* **ASSIGNED TASK**:
The exercise asks you to copy every line below in which "meta" appears.
*** Opening DATA FOR PROCESSING ***
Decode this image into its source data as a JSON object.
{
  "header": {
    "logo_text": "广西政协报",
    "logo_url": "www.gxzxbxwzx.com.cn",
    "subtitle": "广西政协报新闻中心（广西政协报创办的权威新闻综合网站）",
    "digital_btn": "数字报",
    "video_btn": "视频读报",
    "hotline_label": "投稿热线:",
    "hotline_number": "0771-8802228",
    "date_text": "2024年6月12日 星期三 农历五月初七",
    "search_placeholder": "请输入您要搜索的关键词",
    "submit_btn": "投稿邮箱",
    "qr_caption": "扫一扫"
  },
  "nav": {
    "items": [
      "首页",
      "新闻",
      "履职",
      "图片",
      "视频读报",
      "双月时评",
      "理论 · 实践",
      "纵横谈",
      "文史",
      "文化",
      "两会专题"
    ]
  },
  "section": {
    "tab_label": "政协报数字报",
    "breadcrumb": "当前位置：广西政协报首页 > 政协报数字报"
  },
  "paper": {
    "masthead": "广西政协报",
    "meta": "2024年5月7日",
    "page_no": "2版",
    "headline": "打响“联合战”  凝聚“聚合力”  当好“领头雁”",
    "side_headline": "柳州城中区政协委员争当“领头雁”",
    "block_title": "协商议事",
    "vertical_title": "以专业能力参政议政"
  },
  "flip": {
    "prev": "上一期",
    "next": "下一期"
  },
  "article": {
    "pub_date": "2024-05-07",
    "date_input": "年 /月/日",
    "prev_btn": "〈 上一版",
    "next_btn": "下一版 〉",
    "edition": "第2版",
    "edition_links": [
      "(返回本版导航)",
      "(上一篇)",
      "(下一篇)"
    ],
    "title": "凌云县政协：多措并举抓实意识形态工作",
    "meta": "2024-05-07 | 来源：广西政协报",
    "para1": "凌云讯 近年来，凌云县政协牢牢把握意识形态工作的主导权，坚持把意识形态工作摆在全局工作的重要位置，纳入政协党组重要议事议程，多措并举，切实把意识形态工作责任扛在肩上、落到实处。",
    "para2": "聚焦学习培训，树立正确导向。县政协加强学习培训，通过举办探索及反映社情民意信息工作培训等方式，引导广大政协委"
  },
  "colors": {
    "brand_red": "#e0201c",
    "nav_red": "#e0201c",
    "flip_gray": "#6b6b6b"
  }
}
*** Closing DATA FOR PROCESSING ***
* **RESULT**:
    "meta": "2024年5月7日",
    "meta": "2024-05-07 | 来源：广西政协报",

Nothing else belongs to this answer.